York Potash were contacted to see if they were in the process of selling some of their mineral licenses.
“The Company is happy to confirm that it has not sold and has never considered selling, any of its mineral leases to any other company”.
Across the Yorkshire Water region, drinking water is normally taken from three different sources. Reservoirs make up 42%, with rivers contributing 35% and groundwater making up the remaining 23%.
Crucially, all drinking water in Scarborough and Filey is taken from groundwater sources at Irton near Seamer and also south of Eastfield, towards Filey. Scarborough’s largest employer, McCain Foods, also abstracts a large amount of water from the local aquifer at their Havers Hill plant in Eastfield.
Given that the industry states 5% – 7% of new wells leak, there is the potential for a single fracking accident to contaminate the drinking water supplies for the 75,000 people that live in Scarborough and Filey. If there is a well in each of the six license areas, the risk rises to 30% – 42%.
Some would say if there is any risk at all, why even consider it?
So, what can you do about it? Respond to the DECC Consultation on the nine license areas before September 29th 2015. For each of the license areas, tell them it is a the risk to our only drinking water supplies and risks serious disruption if there is an accident.
Make your concerns known to your local MP, Robert Goodwill or Kevin Hollinrake. Contact Scarborough Borough Council and North Yorkshire County Council and ask them to respond to the DECC Consultation.

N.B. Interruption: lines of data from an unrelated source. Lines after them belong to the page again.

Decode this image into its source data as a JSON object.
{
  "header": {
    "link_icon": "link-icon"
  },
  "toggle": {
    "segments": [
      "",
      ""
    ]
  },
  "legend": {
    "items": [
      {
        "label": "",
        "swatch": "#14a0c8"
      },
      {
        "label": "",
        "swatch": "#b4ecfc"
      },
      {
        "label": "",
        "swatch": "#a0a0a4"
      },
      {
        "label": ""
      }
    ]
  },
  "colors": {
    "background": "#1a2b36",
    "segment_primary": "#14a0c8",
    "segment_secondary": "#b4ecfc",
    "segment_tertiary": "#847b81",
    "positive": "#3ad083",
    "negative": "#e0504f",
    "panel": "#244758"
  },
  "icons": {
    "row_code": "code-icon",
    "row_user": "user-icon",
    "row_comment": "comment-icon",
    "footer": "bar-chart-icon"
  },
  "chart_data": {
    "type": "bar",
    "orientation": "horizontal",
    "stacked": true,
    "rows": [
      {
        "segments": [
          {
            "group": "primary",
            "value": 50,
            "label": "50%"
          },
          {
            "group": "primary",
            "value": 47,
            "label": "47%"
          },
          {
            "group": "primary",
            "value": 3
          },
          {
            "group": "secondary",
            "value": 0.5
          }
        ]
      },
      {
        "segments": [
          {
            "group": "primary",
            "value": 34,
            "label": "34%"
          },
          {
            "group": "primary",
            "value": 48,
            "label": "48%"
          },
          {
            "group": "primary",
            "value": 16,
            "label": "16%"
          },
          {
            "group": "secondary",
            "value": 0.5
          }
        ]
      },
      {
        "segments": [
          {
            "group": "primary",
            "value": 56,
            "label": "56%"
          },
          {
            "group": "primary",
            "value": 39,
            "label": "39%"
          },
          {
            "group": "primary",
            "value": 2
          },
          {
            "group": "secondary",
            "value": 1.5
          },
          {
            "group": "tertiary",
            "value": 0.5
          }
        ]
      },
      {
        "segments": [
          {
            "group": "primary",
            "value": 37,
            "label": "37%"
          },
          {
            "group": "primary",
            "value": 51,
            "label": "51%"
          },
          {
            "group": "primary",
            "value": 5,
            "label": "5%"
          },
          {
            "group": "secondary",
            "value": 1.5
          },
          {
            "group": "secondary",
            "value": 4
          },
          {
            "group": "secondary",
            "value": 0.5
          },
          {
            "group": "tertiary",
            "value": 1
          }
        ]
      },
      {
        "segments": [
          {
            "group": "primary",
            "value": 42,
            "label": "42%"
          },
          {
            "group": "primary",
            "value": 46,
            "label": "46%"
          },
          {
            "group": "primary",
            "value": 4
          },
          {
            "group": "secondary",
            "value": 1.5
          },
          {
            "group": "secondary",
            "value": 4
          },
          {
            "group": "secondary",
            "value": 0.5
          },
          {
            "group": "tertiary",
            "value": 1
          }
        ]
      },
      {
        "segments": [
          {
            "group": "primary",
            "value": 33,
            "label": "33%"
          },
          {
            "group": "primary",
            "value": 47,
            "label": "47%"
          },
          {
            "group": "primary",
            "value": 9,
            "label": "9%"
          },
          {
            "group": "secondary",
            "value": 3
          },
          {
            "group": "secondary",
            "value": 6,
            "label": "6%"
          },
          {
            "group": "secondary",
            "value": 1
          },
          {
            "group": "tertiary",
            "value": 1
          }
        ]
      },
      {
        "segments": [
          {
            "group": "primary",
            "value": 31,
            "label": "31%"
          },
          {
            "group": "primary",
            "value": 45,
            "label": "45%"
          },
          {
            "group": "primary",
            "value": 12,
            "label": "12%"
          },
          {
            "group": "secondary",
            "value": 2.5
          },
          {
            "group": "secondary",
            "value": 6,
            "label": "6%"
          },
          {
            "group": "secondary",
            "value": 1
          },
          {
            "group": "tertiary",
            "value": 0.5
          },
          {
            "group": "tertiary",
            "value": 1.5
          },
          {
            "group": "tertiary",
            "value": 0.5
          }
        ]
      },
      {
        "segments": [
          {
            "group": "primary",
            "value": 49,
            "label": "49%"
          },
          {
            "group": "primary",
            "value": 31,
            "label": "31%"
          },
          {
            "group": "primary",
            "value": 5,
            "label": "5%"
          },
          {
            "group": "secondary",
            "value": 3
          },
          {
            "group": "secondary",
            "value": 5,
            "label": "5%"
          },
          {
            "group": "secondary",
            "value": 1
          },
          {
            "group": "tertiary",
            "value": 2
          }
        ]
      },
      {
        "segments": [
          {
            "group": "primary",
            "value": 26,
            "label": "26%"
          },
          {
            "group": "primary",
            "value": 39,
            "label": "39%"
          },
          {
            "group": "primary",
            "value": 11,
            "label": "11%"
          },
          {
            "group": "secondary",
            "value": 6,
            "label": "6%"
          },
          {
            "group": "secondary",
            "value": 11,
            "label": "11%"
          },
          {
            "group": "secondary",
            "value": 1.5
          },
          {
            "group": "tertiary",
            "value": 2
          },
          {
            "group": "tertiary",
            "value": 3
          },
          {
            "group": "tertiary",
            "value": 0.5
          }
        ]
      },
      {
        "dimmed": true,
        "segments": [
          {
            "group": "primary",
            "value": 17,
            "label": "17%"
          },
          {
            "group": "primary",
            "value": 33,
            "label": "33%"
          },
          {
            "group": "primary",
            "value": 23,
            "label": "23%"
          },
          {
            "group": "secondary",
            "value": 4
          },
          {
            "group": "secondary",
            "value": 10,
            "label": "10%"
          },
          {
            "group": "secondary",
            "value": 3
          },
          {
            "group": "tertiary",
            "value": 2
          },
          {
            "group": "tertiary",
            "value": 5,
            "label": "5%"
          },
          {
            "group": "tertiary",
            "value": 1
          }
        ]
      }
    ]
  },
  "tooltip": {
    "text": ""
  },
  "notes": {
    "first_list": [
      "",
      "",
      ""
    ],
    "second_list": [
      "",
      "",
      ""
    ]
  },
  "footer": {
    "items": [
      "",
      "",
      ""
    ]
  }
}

Ask your local councillors if they are prepared to take such a risk so that a few people can line their pockets.
The nine fracking licenses up for consultation are depicted below.